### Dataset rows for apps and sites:
=== Begin Enclosure ===
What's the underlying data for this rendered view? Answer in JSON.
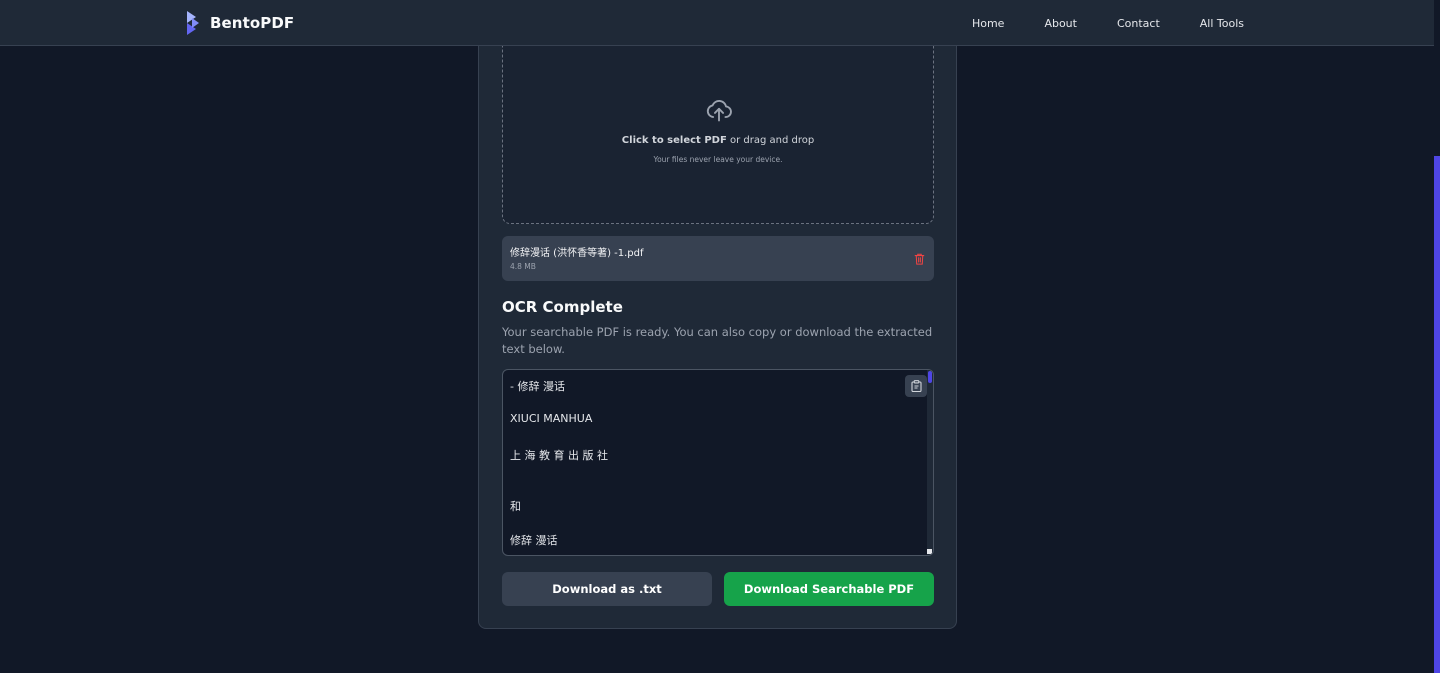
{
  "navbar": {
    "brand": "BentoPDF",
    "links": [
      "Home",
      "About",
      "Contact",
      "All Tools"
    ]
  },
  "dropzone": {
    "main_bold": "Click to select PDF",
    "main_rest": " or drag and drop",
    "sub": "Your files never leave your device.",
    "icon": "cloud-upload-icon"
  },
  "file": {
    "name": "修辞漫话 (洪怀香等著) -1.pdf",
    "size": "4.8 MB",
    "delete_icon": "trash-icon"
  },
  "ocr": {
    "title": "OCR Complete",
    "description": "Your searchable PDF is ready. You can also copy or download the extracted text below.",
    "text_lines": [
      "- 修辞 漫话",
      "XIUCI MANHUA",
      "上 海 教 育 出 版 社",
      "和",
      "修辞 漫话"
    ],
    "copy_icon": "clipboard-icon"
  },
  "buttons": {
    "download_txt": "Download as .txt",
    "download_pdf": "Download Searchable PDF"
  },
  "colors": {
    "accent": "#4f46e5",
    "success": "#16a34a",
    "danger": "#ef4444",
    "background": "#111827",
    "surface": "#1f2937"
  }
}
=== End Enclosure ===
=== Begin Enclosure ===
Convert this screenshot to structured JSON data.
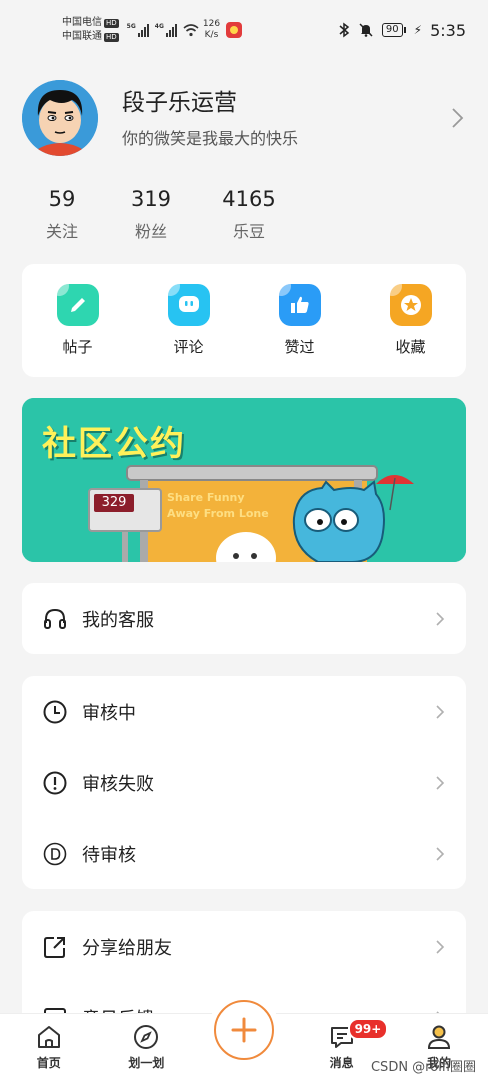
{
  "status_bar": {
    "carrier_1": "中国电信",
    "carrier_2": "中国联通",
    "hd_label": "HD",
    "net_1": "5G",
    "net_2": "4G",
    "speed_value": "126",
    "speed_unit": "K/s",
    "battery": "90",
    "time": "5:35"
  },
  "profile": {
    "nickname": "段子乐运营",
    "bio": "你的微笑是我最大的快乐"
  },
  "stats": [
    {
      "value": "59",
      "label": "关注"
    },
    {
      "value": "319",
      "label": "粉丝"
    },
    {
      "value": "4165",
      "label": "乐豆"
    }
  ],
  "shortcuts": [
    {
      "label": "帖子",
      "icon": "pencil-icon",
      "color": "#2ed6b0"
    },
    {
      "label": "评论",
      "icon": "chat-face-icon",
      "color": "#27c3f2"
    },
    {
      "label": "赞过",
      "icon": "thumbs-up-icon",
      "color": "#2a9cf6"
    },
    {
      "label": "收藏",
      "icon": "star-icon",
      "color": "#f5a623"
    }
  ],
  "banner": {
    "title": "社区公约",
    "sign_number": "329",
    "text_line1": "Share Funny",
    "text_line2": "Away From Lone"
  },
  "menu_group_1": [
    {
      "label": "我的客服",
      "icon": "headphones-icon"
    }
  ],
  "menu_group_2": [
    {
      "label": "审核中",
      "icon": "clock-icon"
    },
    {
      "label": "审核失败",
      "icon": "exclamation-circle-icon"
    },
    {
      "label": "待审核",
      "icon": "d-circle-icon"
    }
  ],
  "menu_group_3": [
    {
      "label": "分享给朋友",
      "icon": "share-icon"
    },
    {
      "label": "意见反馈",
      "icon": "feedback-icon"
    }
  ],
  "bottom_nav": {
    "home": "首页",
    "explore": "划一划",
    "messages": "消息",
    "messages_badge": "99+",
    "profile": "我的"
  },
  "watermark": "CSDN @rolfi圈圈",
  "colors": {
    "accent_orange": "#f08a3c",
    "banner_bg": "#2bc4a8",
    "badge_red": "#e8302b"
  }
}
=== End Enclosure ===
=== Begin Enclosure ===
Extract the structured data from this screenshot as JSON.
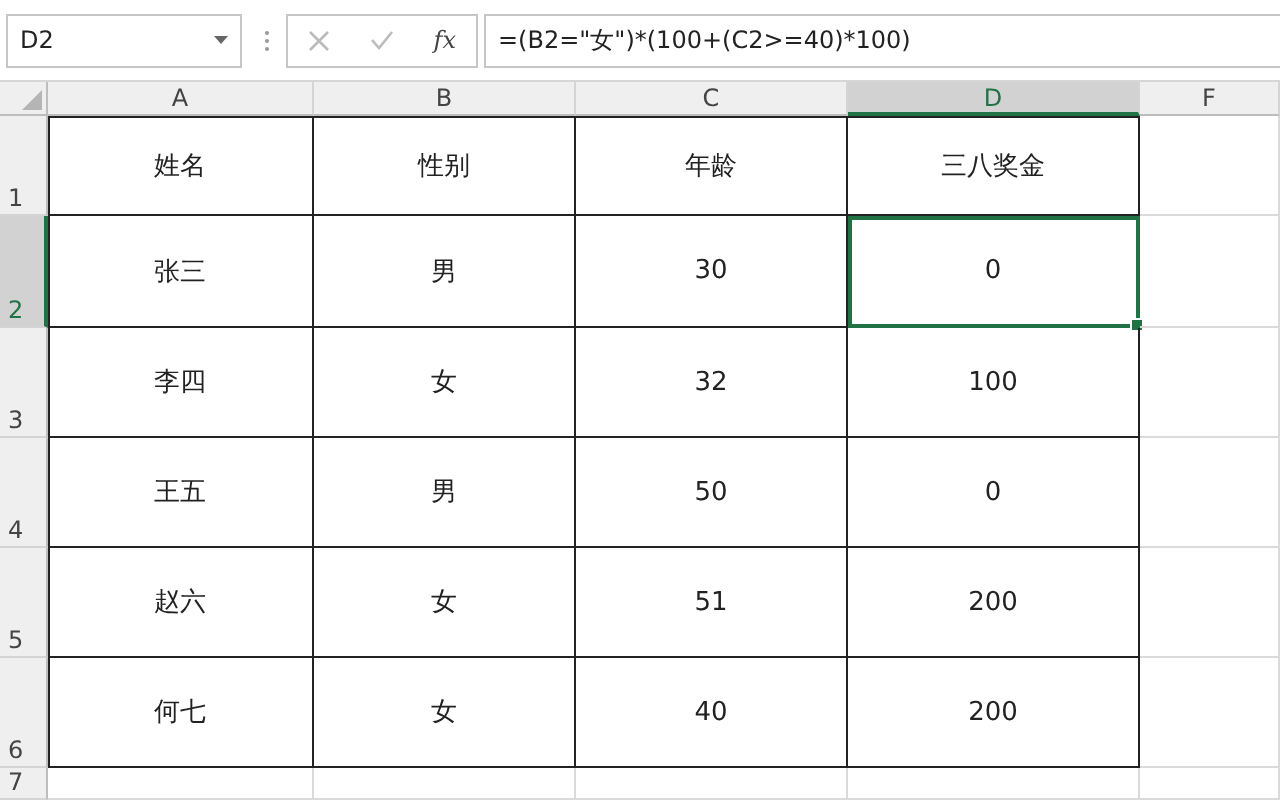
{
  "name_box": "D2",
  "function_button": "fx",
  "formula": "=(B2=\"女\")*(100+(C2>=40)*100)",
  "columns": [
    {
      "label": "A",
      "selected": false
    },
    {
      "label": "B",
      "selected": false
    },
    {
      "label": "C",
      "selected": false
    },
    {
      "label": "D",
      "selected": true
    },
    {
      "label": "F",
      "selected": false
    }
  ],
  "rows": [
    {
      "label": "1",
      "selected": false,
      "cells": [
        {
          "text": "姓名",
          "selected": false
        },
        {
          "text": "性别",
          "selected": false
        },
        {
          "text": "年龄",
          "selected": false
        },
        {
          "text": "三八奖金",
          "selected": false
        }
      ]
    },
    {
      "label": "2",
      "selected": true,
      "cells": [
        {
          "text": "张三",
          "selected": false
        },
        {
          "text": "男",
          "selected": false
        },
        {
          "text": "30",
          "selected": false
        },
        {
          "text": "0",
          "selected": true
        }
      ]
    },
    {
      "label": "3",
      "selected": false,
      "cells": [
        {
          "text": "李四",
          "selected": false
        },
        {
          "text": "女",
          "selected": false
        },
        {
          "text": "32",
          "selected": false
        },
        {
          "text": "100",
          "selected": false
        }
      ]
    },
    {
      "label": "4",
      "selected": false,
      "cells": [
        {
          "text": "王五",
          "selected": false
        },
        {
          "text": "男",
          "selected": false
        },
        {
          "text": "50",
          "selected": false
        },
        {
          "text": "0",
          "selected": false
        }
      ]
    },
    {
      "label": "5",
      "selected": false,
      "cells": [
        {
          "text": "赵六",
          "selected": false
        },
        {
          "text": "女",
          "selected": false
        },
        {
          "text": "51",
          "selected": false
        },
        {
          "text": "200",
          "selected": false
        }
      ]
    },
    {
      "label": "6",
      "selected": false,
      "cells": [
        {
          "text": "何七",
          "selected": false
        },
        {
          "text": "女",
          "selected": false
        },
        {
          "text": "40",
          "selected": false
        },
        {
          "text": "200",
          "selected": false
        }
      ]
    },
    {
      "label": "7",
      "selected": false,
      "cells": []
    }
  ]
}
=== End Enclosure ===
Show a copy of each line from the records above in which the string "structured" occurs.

### Completed exercise:
Convert this screenshot to structured JSON data.
Extract the structured data from this screenshot as JSON.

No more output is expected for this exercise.